In 1881 Eleonora Duse married Tebaldo Checchi, an actor in his company; the union, from which a child was born, Enrichetta, soon proved unhappy and ended with a definitive separation. In 1884 the Duse was linked to Arrigo Boito, who adapted for her Antonio and Cleopatra. The relationship with Boito always remained secret and lasted, between ups and downs, for several years. In this period, the actress attended the Scapigliatura circles, and her repertoire was also enriched by the dramas of Giuseppe Giacosa, a friend of Boito. In the 1890s, Eleonora Duse brought the dramas of Henrik Ibsen (Doll's House, The Woman of the Sea) to Italian scenes. In 1909 Eleonora Duse left the theater. A few years later, in 1916, he played his only film, Cenere, based on the homonymous novel by Grazia Deledda. A few months before his death he made his last stay in Viareggio, at the villa of the shipowner Riccardo Garré, in August 1923; he died during the last American tour, in Pittsburgh, on April 21, 1924.
In 1882 in Rome he met Gabriele D'Annunzio for the first time: the latter is a charming young man full of curls, recently taken down by the Abruzzi, but already with three published works. He appears before the Duse and with melodious words he proposes tout court to lie with him. Eleonora dismisses him with disdain, but perhaps also with a secret complacency (on that day he describes it: Already famous and very attractive, with blonde hair and something burning in his person).
In 1888 in Rome at the Valle theater, Eleonora, which on stage has just been redeemed by misguided joys and has in the face handfuls of fake coins and died of tuberculosis and love in the guise of the unfortunate Lady of the Camellias, is still starting in sighs and tears in his dressing room. And here is a young man, slim, slim, but all shots and elegance, suddenly come out of the dim light of the corridor and shout with peremptory enthusiasm: O great amateur !. Eleonora a little 'scared, looks at him for a moment and continues. The young man is D'Annunzio.
In June 1892 D'Annunzio wrote a dedication (Alla divina Eleonora Duse) on a sample of his Roman Elegies. From the book the desire for an encounter with the author is born in Eleonora. And in the encounter he abandons himself to the grasp of those clear eyes, he is surprised to forget all his bitter wisdom of life and to enjoy the flattery they express.
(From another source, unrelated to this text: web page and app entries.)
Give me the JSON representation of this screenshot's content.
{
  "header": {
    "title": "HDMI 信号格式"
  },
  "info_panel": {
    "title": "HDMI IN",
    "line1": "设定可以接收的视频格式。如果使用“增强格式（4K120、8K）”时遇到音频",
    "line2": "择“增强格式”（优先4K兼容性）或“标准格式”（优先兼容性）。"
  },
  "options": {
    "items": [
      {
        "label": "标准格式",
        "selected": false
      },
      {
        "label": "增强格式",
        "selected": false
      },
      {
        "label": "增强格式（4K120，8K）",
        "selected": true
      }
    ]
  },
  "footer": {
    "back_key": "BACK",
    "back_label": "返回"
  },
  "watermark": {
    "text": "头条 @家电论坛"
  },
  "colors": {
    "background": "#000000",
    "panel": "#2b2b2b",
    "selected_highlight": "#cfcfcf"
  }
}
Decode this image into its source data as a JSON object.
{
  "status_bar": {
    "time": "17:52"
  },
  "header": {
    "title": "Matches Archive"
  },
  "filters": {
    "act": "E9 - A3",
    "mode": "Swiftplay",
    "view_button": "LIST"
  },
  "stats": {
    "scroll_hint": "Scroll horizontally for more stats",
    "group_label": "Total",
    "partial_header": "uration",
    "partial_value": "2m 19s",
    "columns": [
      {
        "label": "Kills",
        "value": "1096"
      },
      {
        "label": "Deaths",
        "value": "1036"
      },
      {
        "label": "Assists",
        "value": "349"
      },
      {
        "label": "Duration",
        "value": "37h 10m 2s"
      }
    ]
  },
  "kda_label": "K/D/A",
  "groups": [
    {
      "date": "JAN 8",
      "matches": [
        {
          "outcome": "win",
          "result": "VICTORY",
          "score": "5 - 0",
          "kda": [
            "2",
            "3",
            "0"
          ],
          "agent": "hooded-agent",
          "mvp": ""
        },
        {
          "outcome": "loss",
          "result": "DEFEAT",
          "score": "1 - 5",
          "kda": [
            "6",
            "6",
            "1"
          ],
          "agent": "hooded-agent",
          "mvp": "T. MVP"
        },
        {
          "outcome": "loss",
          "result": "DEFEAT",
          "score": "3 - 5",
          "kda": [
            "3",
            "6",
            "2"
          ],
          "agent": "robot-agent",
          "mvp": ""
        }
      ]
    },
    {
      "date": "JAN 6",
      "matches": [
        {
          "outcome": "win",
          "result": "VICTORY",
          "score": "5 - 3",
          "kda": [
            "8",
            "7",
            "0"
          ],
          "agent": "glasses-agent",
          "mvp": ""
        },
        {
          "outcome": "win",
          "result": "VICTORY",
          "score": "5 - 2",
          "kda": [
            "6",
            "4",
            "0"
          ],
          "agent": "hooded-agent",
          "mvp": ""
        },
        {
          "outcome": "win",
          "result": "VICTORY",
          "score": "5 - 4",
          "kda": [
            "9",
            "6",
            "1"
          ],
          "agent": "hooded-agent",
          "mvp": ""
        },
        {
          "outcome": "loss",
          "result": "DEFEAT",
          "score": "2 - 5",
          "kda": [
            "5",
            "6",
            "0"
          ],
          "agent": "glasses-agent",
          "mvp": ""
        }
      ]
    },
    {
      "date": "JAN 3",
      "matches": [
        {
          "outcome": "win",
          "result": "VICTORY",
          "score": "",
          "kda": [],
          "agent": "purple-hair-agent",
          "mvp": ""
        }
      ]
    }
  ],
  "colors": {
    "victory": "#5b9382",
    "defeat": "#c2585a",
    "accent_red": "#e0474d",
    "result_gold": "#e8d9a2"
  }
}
The fundamental moment both in life and in the artistic career of Eleonora Duse was the definitive meeting in Venice, in 1894, with Gabriele D'Annunzio, then just over thirty years old. The tempestuous sentimental and artistic bond that was established between the actress and the young poet lasted about ten years, and contributed decisively to the fame of D'Annunzio. Eleonora Duse, already famous and acclaimed in Europe and overseas, brought on the scene the dramas D'Annunzio (The dream of a spring morning, La Gioconda, Francesca da Rimini, The dead city, The daughter of Iorio), often financing herself the productions and assuring them the success and the attention of the critics also outside Italy. Nonetheless, in 1896 D'Annunzio preferred Sarah Bernhardt for the first French performance of La ville morte.
Periods of closeness and collaboration between the two artists alternated with crises and breakdowns; D'Annunzio rarely followed the actress on his tours, but in 1898 he rented the fourteenth-century villa of the Capponcina in Florence in the Settignano area, north-east of Florence, to approach the Porziuncola, the home of Eleonora. In 1900, D'Annunzio published the novel Il fuoco, inspired by his relationship with Eleonora Duse, arousing lively criticism from the admirers of the actress. After their separation, Gabriele lived the rest of her life (she survived fourteen years), melting into the memory of the actress. In fact, at the news of the actress's death, now old, she seems to have murmured "She died that I did not deserve".